◆ **YOUR ASSIGNMENT**: Please report each line in the material below that includes "Learn".

◆ **SUPPLIED RECORDS**:
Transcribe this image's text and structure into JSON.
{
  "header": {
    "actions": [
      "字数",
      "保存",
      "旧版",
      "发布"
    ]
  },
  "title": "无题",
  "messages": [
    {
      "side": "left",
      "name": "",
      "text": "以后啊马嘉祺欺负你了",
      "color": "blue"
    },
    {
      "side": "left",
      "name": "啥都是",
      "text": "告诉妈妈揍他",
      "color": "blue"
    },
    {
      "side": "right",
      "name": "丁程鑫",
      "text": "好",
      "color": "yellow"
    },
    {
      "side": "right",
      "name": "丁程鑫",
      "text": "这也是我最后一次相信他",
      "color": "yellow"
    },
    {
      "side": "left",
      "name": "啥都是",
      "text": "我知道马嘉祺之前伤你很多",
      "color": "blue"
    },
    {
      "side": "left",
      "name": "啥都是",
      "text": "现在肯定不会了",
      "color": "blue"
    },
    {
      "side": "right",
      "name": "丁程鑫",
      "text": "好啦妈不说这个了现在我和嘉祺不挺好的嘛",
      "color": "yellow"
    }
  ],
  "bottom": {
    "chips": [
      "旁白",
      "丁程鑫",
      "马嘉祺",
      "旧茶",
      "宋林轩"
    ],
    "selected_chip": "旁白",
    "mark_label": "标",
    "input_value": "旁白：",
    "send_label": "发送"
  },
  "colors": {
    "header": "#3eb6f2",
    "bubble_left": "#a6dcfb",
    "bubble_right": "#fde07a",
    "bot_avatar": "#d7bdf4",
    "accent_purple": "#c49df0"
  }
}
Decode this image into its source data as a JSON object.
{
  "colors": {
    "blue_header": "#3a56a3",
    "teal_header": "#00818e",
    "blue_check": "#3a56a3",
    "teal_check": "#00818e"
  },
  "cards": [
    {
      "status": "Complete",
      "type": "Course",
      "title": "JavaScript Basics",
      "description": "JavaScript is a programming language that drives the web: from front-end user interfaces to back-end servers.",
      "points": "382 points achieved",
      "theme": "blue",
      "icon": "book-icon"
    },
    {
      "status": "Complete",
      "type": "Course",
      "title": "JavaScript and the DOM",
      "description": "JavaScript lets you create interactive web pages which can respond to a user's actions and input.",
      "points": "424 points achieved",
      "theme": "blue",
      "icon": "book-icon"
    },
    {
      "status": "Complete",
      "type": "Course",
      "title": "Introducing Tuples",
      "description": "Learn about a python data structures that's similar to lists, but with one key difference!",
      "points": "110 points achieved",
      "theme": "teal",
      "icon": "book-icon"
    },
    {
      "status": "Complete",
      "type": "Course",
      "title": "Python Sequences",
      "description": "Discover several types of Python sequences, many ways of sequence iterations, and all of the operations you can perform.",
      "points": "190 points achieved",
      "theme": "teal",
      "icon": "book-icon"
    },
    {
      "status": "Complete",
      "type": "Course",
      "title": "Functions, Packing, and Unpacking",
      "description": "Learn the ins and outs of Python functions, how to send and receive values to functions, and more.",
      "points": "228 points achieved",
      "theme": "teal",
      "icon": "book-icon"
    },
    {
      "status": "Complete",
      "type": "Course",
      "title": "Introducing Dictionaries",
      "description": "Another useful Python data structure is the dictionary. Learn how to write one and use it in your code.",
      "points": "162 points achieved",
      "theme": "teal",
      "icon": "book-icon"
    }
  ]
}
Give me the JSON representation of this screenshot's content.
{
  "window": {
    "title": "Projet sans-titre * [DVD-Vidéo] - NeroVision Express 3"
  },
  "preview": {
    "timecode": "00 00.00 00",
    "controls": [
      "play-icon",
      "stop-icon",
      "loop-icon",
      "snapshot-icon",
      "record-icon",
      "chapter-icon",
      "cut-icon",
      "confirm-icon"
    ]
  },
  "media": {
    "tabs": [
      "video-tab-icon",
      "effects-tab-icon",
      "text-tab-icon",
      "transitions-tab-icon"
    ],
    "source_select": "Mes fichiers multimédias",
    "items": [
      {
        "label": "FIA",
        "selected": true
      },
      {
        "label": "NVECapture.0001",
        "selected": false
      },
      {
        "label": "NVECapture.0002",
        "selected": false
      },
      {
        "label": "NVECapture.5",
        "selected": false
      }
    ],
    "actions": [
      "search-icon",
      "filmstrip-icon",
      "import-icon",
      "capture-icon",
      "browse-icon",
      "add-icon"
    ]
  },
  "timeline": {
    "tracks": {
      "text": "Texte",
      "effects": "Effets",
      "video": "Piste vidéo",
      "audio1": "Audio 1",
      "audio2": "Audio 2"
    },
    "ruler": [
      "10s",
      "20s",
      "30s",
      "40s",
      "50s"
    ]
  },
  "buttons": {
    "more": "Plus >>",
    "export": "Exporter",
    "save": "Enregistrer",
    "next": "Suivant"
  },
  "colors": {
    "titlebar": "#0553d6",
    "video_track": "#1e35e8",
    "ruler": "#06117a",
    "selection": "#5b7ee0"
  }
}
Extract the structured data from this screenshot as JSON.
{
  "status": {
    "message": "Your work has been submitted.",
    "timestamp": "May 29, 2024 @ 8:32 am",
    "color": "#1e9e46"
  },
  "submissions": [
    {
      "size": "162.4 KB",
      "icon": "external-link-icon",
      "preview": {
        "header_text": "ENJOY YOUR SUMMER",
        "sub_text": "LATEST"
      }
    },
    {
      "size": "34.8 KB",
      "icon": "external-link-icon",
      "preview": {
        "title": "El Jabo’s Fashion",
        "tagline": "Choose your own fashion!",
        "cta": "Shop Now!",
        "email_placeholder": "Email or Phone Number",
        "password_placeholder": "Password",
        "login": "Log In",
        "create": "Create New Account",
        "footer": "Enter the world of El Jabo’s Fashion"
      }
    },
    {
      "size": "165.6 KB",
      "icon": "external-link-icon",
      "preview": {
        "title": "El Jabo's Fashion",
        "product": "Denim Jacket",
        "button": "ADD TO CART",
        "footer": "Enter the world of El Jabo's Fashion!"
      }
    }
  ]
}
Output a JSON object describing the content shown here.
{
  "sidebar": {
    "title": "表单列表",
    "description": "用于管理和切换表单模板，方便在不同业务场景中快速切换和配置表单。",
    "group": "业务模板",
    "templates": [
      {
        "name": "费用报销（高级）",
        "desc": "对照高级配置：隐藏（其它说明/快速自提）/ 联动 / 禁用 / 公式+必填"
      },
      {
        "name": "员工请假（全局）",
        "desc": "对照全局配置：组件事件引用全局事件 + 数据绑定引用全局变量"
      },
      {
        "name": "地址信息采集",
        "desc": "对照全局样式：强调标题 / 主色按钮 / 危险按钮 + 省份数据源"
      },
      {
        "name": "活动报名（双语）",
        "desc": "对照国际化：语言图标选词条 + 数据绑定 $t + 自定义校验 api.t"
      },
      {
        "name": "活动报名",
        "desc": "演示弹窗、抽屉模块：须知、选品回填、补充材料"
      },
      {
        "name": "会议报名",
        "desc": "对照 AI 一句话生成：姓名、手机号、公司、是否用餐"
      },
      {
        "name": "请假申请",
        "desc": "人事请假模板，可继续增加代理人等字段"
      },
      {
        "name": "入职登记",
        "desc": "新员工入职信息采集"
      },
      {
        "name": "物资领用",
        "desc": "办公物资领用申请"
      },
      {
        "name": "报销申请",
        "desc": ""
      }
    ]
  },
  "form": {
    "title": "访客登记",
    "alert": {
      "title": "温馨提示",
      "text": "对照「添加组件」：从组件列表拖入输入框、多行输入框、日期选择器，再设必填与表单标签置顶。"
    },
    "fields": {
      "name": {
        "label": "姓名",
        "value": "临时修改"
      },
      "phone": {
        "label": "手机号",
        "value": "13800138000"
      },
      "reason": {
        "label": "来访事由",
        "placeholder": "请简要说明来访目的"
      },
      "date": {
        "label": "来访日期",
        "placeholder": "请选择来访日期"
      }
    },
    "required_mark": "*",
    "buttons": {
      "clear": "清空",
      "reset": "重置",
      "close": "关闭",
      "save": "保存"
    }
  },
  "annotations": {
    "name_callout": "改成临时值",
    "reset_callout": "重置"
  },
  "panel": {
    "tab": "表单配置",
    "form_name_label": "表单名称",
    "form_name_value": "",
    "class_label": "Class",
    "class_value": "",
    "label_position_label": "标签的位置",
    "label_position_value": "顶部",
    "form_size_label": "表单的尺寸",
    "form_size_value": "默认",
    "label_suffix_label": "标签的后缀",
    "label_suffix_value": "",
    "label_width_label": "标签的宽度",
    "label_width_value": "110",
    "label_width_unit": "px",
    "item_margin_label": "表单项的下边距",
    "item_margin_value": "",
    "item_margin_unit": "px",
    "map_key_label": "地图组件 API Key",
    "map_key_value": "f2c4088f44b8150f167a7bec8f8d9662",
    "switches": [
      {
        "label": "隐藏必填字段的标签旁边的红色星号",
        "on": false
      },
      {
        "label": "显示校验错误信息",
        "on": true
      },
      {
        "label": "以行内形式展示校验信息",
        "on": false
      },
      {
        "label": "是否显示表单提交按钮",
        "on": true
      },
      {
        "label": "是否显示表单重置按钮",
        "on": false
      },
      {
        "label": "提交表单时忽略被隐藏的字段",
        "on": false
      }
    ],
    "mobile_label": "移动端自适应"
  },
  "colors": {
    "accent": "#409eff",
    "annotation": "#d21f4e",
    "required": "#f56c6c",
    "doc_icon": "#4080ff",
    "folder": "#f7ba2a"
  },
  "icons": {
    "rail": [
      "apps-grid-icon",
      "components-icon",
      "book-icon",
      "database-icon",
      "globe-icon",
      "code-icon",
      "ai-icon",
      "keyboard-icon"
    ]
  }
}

◆ **FINISHED TASK**:
      "description": "Learn about a python data structures that's similar to lists, but with one key difference!",
      "description": "Learn the ins and outs of Python functions, how to send and receive values to functions, and more.",
      "description": "Another useful Python data structure is the dictionary. Learn how to write one and use it in your code.",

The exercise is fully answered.